(ENTRIES SUPPLIED Opens)

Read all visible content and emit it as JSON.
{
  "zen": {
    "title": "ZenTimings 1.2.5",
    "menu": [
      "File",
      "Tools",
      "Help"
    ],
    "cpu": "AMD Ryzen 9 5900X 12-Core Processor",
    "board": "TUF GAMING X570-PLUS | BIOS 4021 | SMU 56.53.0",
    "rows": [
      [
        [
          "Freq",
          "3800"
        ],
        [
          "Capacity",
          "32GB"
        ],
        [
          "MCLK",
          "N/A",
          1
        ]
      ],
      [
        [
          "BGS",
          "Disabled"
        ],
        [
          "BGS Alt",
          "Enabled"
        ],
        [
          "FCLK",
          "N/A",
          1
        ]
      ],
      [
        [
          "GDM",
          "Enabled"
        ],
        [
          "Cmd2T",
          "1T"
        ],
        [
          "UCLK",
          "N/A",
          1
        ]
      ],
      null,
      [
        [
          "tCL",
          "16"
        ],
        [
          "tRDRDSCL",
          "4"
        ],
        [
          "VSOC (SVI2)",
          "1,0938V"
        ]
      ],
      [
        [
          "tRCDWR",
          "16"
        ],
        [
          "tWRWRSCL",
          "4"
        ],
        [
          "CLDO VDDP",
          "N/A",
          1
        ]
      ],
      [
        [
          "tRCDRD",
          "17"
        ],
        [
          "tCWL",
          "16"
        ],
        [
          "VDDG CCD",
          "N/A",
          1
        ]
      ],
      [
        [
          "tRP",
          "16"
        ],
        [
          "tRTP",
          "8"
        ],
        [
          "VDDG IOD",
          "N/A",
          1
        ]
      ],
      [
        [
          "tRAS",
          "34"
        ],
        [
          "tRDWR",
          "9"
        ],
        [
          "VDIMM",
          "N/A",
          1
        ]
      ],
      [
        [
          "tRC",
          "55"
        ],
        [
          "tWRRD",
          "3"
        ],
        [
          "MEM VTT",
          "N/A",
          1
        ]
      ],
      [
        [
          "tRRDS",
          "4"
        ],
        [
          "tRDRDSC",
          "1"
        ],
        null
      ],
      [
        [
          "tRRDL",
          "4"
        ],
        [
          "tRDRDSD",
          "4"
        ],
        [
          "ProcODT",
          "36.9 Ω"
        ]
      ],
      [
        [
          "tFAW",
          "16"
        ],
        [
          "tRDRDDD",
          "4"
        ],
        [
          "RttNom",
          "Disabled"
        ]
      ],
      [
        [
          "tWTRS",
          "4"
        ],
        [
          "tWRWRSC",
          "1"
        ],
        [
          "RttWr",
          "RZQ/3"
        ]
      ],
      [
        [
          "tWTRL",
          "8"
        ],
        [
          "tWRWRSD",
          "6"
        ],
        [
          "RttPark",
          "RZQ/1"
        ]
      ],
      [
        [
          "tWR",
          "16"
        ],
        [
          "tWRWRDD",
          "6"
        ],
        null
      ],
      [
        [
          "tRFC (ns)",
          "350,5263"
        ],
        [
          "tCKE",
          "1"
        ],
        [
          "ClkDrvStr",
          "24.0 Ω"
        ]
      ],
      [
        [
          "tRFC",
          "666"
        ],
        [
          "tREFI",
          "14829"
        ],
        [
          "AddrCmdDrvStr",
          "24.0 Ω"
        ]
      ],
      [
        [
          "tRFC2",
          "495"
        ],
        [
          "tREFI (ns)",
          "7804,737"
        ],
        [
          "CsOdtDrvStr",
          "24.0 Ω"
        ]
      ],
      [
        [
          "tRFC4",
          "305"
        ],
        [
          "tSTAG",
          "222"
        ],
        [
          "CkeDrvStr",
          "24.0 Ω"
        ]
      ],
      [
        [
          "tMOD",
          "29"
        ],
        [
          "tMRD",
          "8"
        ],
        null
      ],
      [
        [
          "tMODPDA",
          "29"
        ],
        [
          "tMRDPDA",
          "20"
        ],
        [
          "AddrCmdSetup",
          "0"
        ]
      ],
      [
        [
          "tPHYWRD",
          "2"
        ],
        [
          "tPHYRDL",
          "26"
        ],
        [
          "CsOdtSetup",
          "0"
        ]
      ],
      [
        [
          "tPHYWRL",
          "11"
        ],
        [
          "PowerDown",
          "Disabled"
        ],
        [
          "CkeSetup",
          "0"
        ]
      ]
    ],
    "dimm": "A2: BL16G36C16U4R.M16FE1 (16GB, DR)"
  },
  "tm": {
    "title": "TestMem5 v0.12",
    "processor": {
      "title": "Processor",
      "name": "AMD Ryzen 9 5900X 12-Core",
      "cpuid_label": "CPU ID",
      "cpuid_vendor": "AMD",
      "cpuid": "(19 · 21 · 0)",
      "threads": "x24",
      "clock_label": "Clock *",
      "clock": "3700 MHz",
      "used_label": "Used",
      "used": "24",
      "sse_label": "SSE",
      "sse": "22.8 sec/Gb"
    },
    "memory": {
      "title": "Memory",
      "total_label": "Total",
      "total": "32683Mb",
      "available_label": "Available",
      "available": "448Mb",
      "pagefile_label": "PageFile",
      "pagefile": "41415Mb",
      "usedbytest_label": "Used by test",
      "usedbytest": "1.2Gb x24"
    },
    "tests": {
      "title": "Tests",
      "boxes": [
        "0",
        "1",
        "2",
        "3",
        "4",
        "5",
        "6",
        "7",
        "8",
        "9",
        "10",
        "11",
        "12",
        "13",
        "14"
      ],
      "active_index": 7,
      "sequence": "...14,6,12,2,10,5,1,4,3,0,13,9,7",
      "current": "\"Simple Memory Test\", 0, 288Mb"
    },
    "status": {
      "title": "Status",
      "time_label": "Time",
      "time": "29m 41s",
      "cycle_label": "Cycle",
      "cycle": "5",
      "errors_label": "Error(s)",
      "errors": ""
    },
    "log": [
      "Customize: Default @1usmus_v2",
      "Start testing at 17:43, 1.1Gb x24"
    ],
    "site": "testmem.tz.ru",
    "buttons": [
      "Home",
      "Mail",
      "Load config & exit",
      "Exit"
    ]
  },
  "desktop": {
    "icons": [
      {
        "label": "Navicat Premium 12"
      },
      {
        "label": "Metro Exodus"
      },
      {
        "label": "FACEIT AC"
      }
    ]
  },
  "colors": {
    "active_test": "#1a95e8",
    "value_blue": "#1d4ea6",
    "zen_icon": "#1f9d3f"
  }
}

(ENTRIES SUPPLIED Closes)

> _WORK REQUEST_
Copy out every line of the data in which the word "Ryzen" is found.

> _ANSWER SPACE_
    "cpu": "AMD Ryzen 9 5900X 12-Core Processor",
      "name": "AMD Ryzen 9 5900X 12-Core",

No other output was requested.